The Telecom Regulatory Authority of India (TRAI) will hold an open house meeting on 25 March, in which it will take views on formulating regulations, which currently do not exist, for over-the-top (OTT) companies of the likes of Netflix, Hotstar and their many peers. The meeting, to be followed by another one in Bengaluru, will be critical in collating the views of those who believe that these platforms are not operating on a level playing field vis-a-vis others who provide similar services. Cable and DTH operators for instance.
The rapid growth of OTT-delivered content consumption in India might not have led to television subscribers disconnecting their TV services yet, but this is a future possibility that cable and DTH players are very aware of, say industry sources. It is in this context that TRAI’s consultations, and what results from the process, are seen as crucial to the television distribution industry.
The issue, according to one Chennai-based cable operator, is that while it is possible for viewers on OTT platforms to gain access to TV content for free, cable and DTH subscribers have to shell out substantially more for the same content and with little of the flexibility that comes with OTT platforms. “These platforms have no regulations, but TV distributors have to pay license fees, comply with several other regulations. The advantage is all with them now,” he points out.
Girish Menon, media and entertainment head, KPMG, says the crucial question which needs to be dealt with in the consultations is one of ‘substitutability’. Essentially, can services provided by OTT content players be considered a substitute for those provided by cable and DTH operators? If so, do they compete within the same market on a level playing field?
“While catch-up TV is arguably ok, a lot of consumption on OTT platforms happens to be live TV, which is available for free on many OTT platforms. This will be the crux of the issue, whether OTT players compete directly with television distributors but without the regulations the latter have to comply with,” notes Menon.
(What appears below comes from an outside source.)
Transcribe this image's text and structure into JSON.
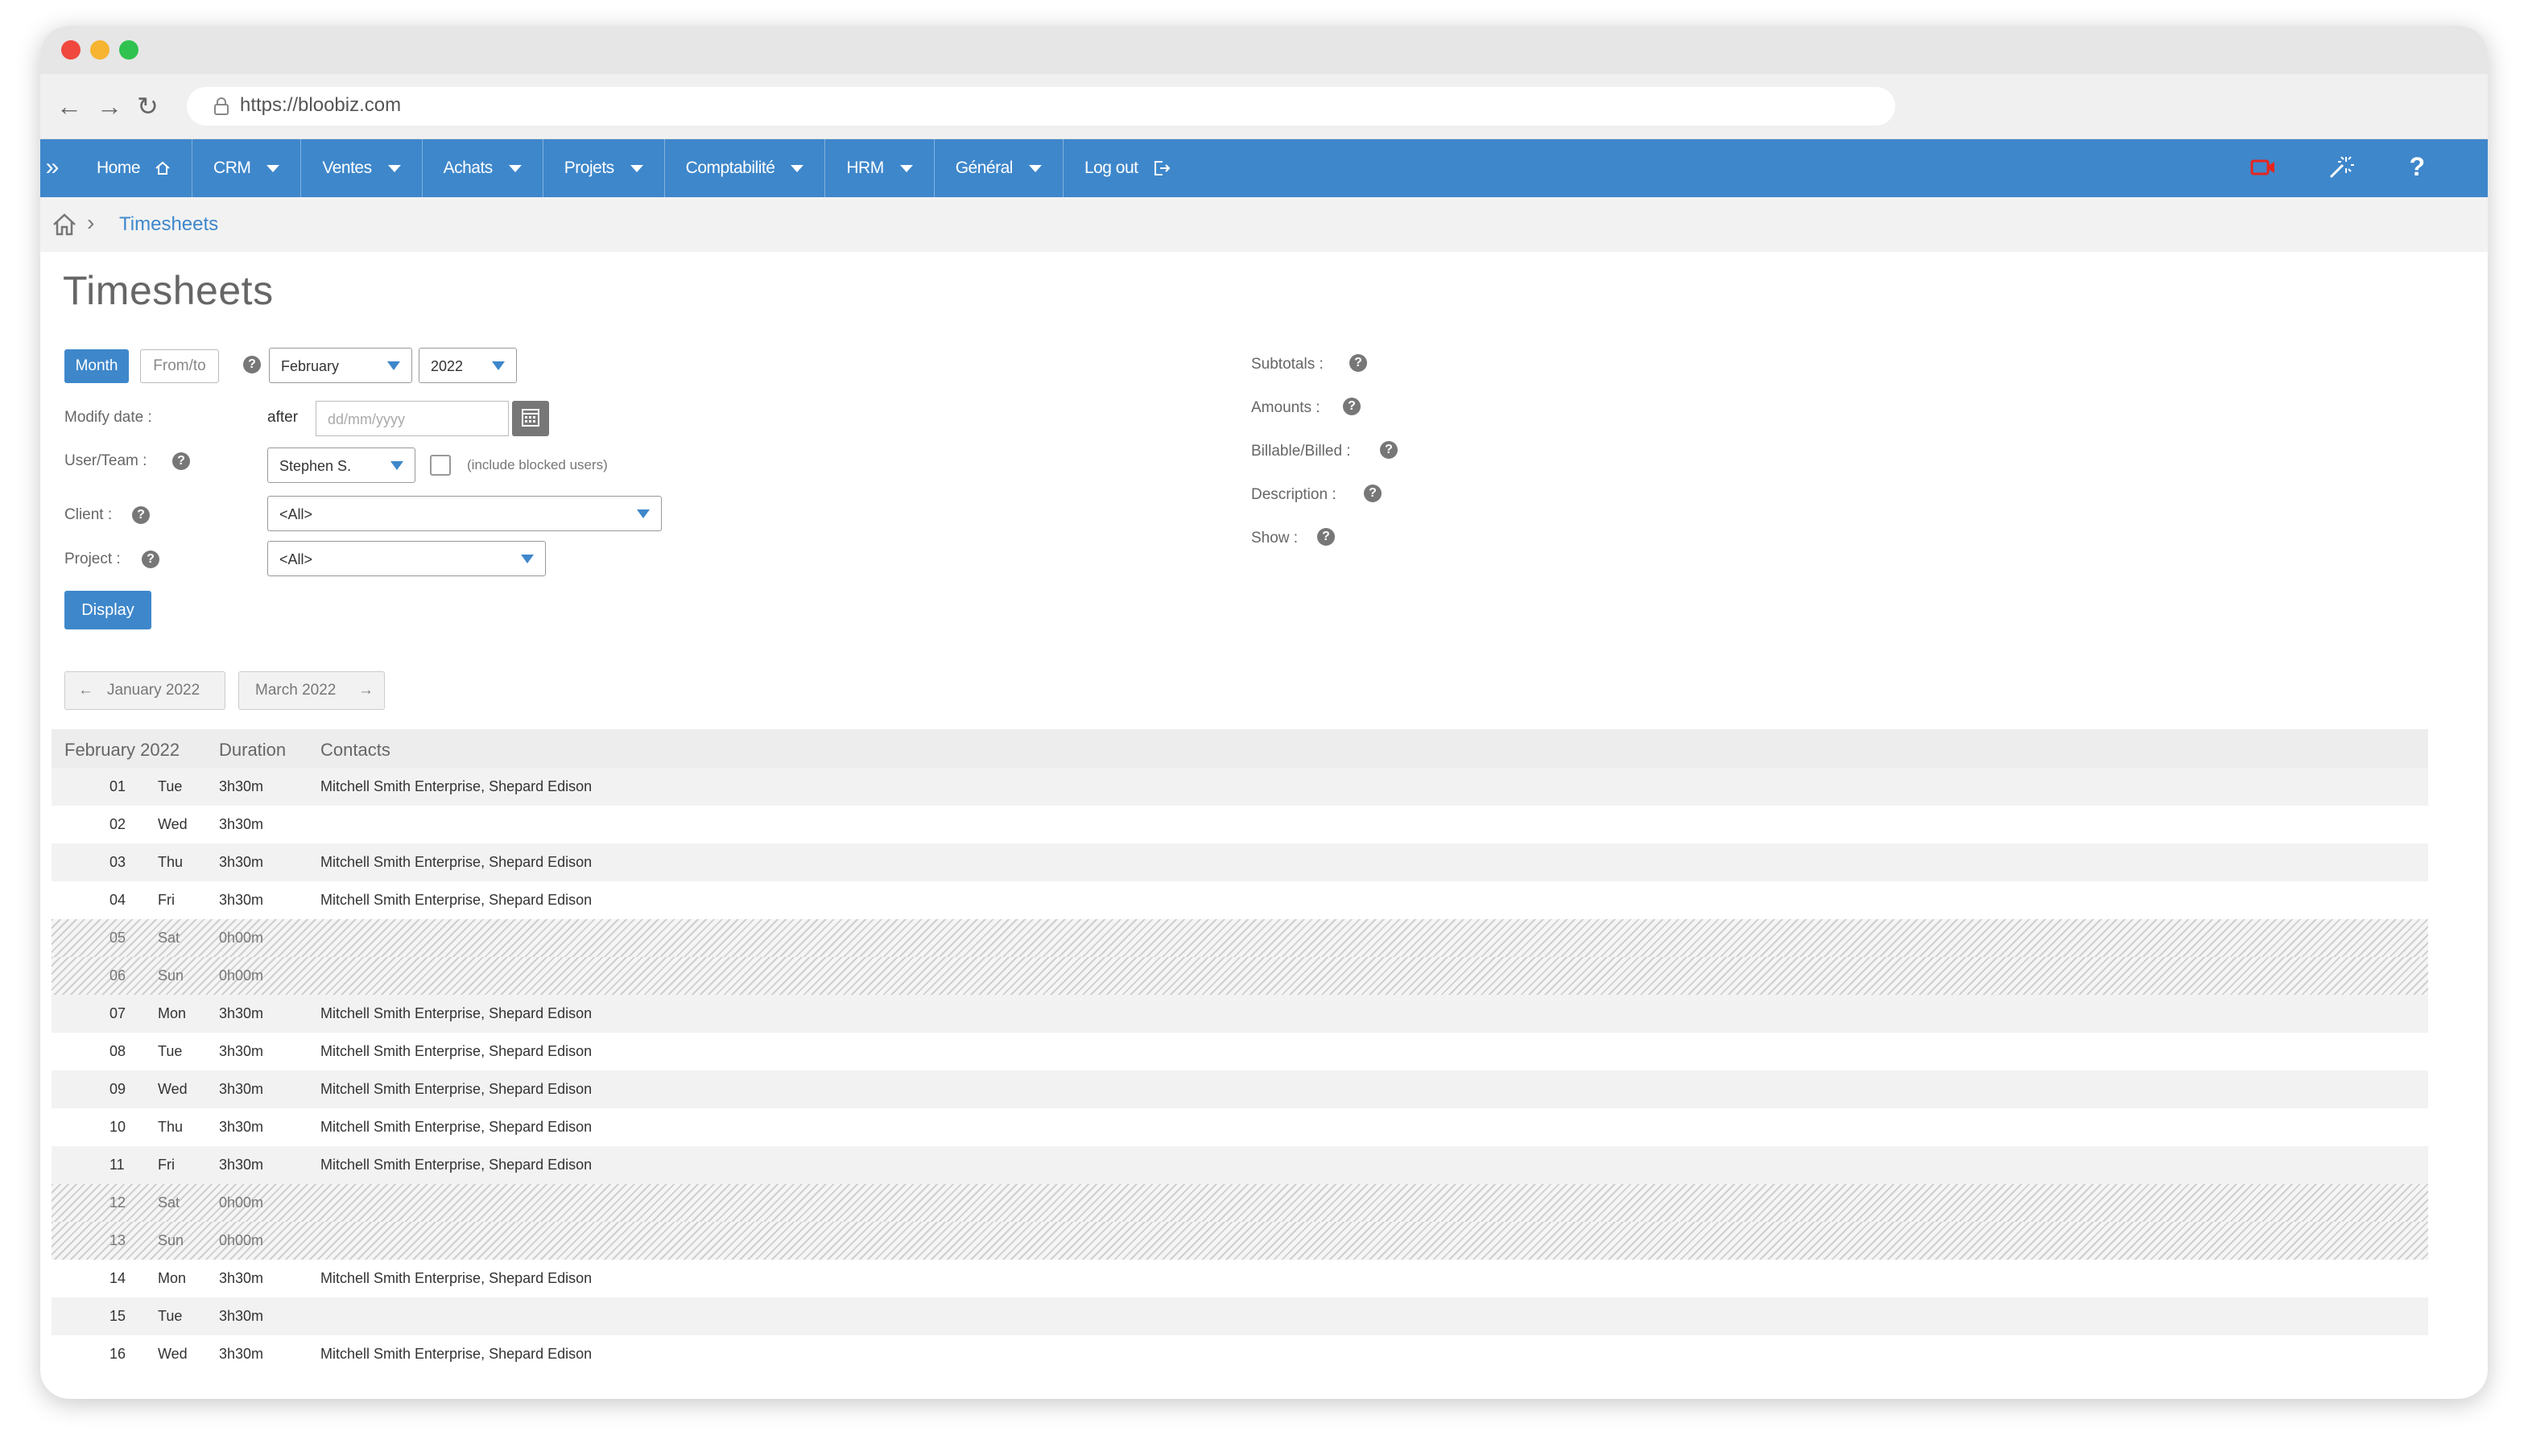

While consumers have not yet followed up increased OTT consumption with cutting TV connections, this may become an issue going forward. Especially if the new TV tariff system makes it cheaper to access TV content on OTT platforms. “For broadcasters, this is not really a problem, since they get some revenue and viewership regardless of the platform. But this isn’t way out for cable and DTH players because their subscriber count will get hit,” Menon adds. If TRAI chooses to bring in a level playing field, it could see OTT players requiring licenses to distribute content or certain changes to tariff systems.―New Indian Express